Bhutanese twins Nima and Dawa are choosing to remain close together as they recover from delicate separation surgery.
The 15-month-old girls were reaching out for each other after surgeons successfully operated on them in Melbourne, a Children First Foundation spokeswoman said.
"They've been lying together in the same bed," spokeswoman Julie Webber said on Monday afternoon, confirming the girls remained in a stable condition in hospital.
"The nurses placed them together ... they were getting a bit restless.
"They were reaching out for each other, putting their legs across each other as they did when they were joined."
Ms Webber said the girls were doing "extremely well", clapping, tugging each other's hair and eating solids.
Up to 25 surgeons, nurses and anaesthetists worked together during the six-hour procedure to split the girls' connected livers and reconstruct their abdomens, closing over the area that was previously attached.

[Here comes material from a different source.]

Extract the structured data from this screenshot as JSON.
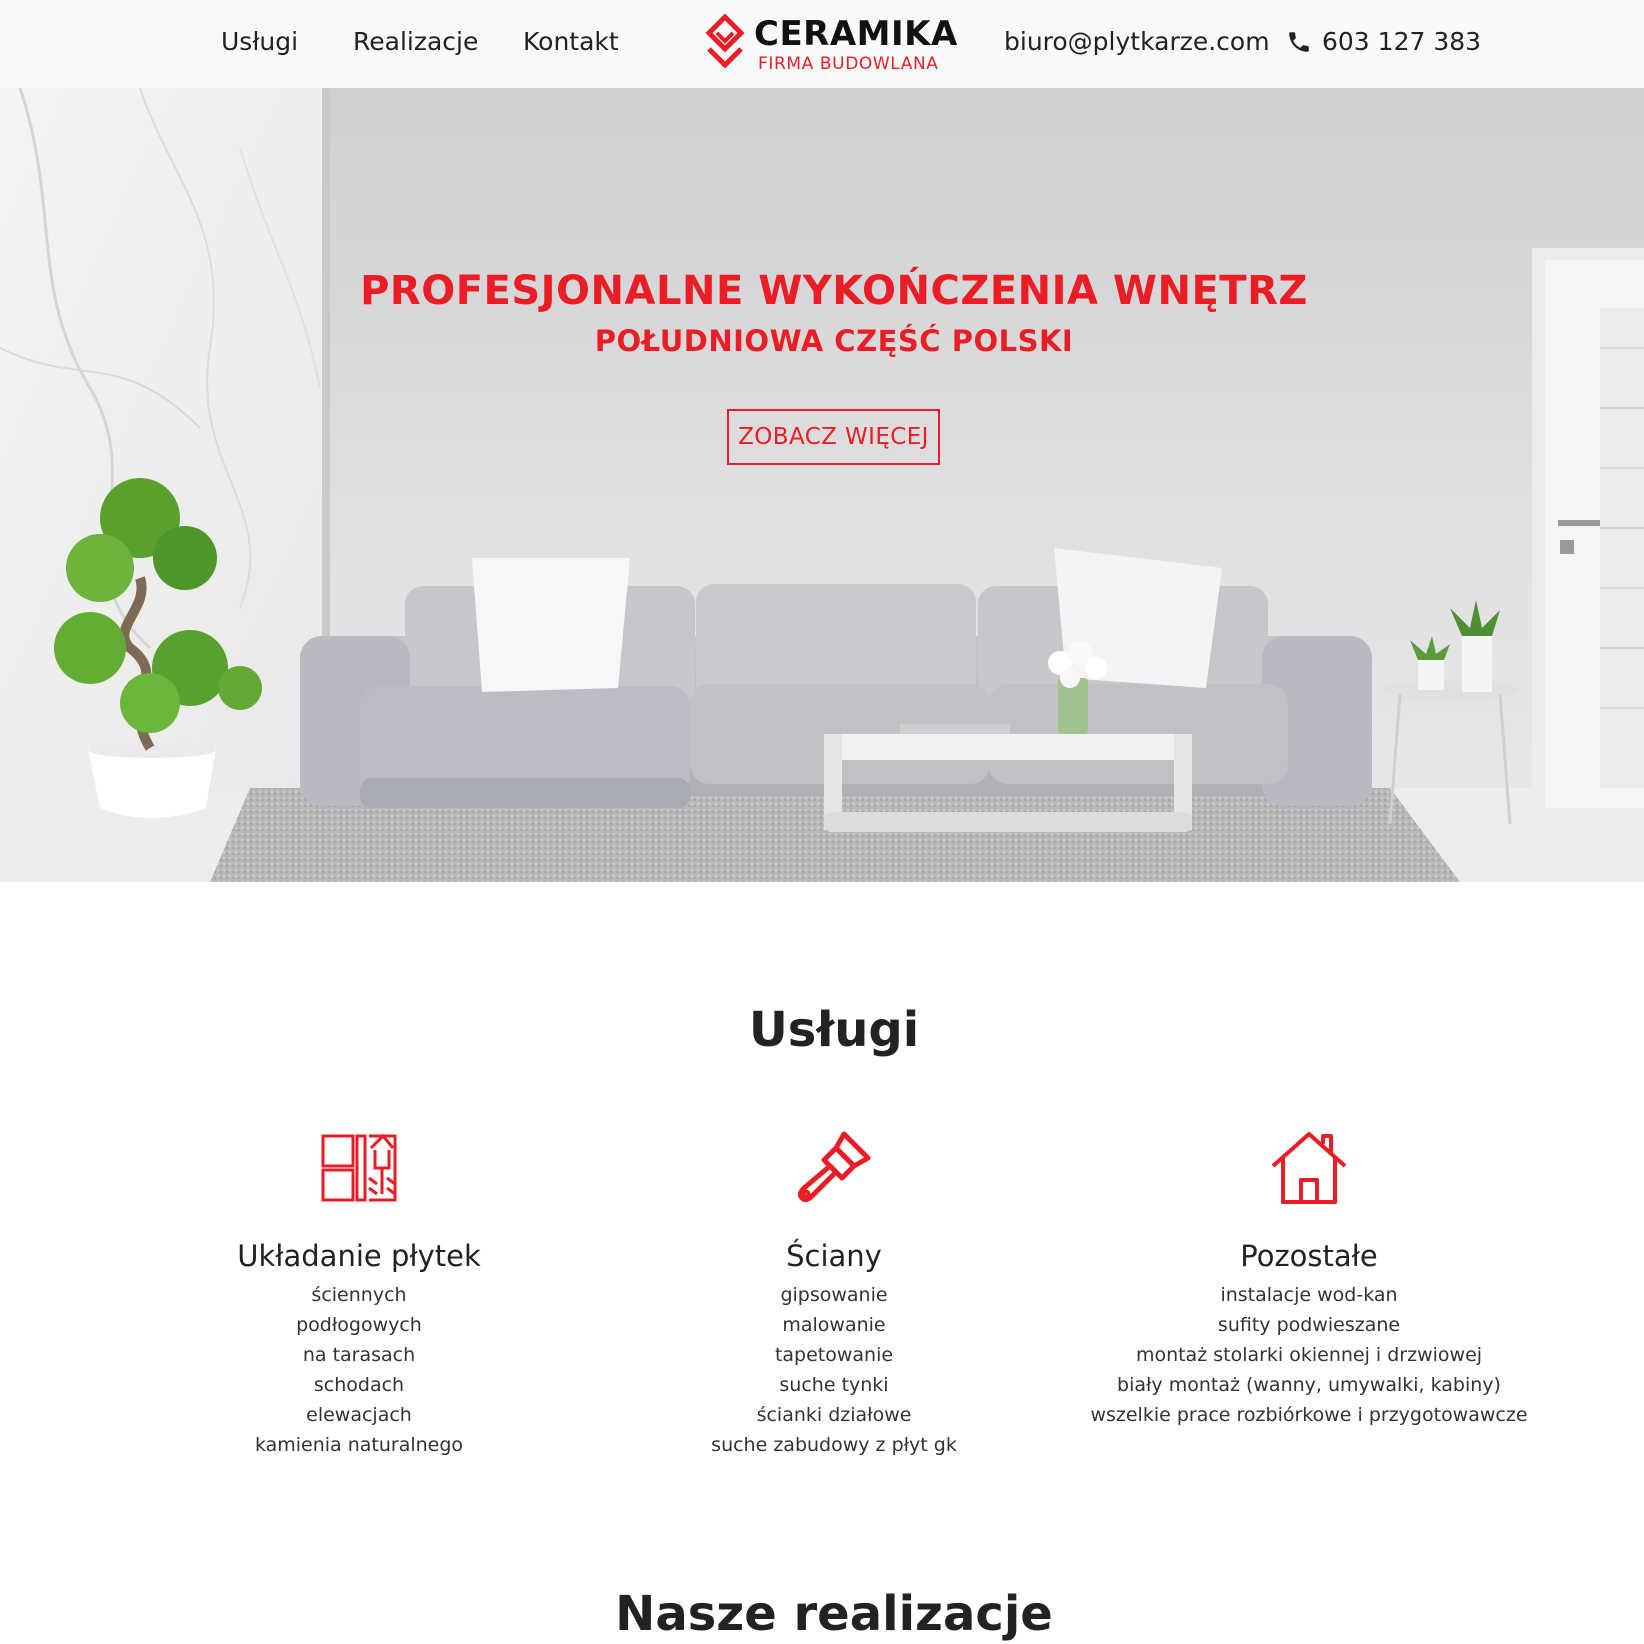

Mother Bhumchu Zangmo brought the girls Nima and Dawa to Australia in October and they are likely to spend at least a week in hospital before continuing their recovery at the Children First Foundation retreat at Kilmore.